| Task prompt |
Scan the material for the string "YYYY" and copy out every line in which it occurs.

| Records for processing |
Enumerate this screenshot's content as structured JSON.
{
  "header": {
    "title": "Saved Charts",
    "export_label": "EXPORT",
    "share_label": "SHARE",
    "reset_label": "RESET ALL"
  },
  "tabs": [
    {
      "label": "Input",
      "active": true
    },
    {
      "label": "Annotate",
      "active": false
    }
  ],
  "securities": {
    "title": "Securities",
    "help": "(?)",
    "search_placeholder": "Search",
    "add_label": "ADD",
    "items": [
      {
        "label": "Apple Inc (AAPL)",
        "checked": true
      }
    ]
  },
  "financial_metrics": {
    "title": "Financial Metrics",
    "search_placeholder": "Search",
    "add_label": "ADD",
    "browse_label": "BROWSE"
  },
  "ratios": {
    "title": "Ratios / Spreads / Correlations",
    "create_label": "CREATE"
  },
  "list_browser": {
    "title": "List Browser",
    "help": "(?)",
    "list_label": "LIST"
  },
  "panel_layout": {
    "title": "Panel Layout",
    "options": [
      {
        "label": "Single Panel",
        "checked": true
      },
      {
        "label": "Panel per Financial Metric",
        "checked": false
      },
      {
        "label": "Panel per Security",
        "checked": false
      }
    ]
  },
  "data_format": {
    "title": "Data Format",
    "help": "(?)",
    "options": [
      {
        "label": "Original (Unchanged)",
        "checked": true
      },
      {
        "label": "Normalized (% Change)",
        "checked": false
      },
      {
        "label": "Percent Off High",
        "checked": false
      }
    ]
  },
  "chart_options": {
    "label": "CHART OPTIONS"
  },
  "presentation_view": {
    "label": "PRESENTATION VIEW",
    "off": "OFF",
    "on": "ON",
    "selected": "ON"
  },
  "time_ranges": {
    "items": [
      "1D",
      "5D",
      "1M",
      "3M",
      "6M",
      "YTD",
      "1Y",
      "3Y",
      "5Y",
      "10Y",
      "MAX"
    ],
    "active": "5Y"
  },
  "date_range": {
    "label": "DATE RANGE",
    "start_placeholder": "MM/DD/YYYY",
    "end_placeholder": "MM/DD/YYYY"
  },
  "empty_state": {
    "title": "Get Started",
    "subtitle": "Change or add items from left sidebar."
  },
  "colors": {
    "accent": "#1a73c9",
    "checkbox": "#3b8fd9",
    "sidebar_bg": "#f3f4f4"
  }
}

| Problem solution |
    "start_placeholder": "MM/DD/YYYY",
    "end_placeholder": "MM/DD/YYYY"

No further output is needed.